(Website and app data records)
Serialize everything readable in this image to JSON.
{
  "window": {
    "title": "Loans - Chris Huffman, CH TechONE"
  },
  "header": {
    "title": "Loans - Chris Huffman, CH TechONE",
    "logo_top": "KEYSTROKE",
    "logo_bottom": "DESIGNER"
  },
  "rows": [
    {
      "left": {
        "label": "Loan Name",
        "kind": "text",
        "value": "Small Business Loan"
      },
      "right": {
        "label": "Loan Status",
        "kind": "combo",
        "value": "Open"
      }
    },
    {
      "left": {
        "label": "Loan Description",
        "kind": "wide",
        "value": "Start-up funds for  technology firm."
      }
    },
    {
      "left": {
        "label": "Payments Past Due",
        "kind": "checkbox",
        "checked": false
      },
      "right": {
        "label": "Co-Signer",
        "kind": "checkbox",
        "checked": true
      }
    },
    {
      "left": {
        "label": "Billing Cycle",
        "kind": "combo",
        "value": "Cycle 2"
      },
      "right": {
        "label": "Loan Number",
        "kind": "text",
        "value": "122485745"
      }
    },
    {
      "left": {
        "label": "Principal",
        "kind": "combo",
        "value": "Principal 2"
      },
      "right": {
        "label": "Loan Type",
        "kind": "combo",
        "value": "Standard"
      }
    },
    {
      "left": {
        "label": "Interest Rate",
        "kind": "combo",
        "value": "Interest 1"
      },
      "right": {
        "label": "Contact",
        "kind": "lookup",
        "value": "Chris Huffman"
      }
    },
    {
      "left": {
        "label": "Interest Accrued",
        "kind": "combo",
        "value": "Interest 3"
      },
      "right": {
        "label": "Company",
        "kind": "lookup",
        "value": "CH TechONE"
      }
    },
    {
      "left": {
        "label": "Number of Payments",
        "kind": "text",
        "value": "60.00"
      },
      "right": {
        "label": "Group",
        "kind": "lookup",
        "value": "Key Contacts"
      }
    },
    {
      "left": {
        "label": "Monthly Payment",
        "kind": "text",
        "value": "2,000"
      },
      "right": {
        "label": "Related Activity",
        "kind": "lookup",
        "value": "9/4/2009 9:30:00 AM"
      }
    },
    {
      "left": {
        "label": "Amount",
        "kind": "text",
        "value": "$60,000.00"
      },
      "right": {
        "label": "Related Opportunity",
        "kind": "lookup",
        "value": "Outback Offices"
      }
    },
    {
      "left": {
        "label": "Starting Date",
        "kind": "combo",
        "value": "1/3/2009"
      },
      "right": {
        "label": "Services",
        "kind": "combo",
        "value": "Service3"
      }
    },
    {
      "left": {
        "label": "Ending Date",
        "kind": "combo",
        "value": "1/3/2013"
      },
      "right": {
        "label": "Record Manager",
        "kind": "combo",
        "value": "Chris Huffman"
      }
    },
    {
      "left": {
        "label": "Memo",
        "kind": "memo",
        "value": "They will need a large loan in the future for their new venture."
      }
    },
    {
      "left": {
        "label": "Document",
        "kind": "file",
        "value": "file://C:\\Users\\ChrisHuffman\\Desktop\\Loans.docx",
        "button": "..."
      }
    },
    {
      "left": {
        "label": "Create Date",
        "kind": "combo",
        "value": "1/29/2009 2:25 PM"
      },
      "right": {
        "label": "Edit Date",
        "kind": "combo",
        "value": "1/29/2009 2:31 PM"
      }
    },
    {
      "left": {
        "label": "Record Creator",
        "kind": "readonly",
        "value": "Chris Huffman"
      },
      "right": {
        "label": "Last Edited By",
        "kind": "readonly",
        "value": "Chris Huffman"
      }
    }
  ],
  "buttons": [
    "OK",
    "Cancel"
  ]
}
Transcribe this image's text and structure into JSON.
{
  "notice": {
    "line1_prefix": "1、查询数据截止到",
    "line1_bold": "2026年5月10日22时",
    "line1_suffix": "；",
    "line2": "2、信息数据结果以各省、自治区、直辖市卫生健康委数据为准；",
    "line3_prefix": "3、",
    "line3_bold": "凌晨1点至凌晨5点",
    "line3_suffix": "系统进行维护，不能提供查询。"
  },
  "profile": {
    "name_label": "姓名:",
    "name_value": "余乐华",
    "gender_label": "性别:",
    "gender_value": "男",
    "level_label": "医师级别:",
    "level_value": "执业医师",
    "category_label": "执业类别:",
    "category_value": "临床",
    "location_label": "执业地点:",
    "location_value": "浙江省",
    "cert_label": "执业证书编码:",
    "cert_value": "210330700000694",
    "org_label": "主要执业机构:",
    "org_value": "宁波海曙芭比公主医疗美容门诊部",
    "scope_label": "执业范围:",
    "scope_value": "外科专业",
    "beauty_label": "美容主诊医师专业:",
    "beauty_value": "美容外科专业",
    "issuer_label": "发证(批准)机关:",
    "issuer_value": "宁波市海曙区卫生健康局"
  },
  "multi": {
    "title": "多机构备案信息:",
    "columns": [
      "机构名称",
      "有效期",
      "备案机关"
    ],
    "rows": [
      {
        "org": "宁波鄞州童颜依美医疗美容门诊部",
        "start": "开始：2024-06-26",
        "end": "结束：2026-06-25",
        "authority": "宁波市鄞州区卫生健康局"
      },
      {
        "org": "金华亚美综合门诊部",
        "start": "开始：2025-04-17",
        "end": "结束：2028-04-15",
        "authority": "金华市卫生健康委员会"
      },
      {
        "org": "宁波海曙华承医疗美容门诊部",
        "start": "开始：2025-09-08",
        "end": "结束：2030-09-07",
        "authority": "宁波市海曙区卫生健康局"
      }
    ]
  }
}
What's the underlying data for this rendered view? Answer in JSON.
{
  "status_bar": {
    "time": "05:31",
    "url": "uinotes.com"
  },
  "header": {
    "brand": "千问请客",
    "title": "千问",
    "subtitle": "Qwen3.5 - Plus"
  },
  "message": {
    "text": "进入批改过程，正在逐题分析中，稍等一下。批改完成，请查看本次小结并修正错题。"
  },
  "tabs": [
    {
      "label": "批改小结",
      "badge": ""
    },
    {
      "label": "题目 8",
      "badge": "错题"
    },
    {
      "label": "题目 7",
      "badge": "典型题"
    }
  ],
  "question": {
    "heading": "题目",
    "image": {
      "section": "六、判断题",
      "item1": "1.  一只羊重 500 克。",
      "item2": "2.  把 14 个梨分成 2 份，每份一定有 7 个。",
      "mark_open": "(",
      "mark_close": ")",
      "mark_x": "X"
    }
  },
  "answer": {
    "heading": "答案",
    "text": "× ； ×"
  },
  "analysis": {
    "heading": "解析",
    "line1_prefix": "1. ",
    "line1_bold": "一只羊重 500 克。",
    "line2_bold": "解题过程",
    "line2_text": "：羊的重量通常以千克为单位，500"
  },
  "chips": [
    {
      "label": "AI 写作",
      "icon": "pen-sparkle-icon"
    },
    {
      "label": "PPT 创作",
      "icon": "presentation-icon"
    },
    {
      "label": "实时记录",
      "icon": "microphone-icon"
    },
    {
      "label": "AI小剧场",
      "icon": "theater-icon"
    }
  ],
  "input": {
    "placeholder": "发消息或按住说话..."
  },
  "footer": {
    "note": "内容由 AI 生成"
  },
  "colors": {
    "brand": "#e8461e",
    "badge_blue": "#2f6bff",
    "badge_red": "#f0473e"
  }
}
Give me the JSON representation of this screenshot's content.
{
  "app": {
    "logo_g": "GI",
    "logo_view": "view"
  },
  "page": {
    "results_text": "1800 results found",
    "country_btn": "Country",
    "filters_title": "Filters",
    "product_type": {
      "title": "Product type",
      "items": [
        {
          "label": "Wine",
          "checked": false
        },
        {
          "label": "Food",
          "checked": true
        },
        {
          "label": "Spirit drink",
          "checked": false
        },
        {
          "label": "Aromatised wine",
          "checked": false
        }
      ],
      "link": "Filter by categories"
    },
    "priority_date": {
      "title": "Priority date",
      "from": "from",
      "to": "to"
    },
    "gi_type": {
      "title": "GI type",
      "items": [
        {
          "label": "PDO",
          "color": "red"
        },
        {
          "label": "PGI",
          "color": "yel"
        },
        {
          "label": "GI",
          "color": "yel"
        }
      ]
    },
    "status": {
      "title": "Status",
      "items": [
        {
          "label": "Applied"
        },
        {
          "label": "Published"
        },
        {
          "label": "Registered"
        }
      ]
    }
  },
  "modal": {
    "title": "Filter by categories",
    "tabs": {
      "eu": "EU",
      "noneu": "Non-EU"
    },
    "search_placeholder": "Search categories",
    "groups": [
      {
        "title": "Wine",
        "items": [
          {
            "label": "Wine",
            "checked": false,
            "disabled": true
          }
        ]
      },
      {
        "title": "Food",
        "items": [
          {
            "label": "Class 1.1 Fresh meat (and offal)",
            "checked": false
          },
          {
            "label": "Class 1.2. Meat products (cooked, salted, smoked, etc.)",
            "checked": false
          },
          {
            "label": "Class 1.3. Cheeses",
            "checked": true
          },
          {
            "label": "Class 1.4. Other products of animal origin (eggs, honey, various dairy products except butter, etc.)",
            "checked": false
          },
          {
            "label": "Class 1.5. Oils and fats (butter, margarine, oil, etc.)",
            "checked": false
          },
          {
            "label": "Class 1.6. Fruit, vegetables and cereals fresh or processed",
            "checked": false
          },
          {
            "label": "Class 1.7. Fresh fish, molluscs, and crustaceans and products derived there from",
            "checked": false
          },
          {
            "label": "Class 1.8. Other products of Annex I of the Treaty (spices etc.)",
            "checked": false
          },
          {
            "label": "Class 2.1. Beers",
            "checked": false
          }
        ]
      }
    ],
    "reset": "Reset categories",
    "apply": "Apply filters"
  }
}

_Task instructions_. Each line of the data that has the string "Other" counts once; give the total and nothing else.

_Solved exercise_. 2